There is nothing in Creative Cloud that directly supports my writing. But with all the tools available, and there are many more than I enumerate here, perhaps I will find some inspiration to give me a kick start and get me back on track with my own writing. Given that my contract writing work has slowed down considerably and I’m feeling somewhat at loose ends, that would be a Good Thing.

putting Alexa to work

One of the cool features of our Amazon Echo devices is the ability to create routines, where you can use a single command to have Alexa perform multiple actions. The first time I tried to set up a routine I couldn’t quite figure out how to make it work. But I went back to my iOS Alexa app and took another look. That time it all made sense.
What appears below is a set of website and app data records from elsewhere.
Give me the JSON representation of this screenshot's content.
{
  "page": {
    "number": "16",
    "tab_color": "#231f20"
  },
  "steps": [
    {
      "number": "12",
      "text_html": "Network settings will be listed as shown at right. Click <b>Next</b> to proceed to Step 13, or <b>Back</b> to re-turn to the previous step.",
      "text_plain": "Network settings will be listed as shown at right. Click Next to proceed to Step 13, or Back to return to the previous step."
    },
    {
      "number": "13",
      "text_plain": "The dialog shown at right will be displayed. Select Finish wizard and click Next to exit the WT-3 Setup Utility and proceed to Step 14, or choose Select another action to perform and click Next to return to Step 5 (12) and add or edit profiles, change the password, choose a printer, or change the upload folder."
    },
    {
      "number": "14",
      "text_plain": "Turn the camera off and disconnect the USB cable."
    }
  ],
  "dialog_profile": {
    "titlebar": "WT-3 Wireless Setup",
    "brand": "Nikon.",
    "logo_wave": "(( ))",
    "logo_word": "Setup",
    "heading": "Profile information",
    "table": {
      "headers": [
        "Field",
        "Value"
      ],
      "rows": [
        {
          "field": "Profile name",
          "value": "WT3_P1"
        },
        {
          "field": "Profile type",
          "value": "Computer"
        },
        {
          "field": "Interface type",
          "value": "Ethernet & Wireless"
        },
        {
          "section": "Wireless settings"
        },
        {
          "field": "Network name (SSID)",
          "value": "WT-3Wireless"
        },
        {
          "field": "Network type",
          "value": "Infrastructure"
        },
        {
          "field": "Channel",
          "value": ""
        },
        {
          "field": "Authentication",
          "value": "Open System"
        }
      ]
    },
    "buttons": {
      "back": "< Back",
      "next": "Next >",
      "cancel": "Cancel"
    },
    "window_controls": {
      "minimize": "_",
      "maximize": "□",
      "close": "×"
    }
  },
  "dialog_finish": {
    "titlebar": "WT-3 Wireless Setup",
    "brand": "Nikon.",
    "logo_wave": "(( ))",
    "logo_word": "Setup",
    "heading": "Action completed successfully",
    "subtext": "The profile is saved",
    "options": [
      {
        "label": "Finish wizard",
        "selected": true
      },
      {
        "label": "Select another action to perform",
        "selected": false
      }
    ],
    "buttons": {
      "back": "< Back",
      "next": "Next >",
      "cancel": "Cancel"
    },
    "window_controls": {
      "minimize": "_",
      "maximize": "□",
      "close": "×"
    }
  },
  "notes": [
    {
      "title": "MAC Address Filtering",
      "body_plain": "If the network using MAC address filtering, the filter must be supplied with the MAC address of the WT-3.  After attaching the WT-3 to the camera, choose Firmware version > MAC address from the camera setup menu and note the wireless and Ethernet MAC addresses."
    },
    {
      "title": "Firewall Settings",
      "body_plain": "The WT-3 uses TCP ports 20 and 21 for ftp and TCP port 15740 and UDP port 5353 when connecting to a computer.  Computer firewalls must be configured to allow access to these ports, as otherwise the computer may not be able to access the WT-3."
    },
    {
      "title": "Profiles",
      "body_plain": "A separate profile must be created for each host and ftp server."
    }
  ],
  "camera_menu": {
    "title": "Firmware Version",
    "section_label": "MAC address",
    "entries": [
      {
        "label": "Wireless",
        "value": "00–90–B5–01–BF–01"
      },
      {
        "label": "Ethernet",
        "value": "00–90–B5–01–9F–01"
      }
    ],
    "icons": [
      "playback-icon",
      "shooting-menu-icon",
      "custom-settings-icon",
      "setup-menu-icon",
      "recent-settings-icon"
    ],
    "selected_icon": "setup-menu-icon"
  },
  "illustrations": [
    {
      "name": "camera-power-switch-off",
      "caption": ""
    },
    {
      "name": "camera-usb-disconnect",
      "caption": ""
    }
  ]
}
And then I was on a roll.

Fourth Generation EchoI now have a command that says, “Alexa, it’s dinner time.” Alexa then turns on the light  in the dining area (which is connected to a smart plug), tells us “Enjoy your dinner,” and then turns on KCSM, our favorite jazz radio station.

When we’re done with dinner I tell Alexa, “We’re done with dinner.” Alexa turns off the light and KCSM, then tells us, “It’s time to put your feet up.”

When we head into the bedroom to put our feet up, read the paper, and enjoy our respective apéritifs, we tell Alexa, “Good evening.” Alexa turns on our table-top fountain, also connected to a smart plug, plays KCSM on the Echo in the bedroom and tells us, “Enjoy your jazz and reading.”

When we say, “Alexa, good night,” Alexa shuts everything off and wishes us a good night.

How much fun is that?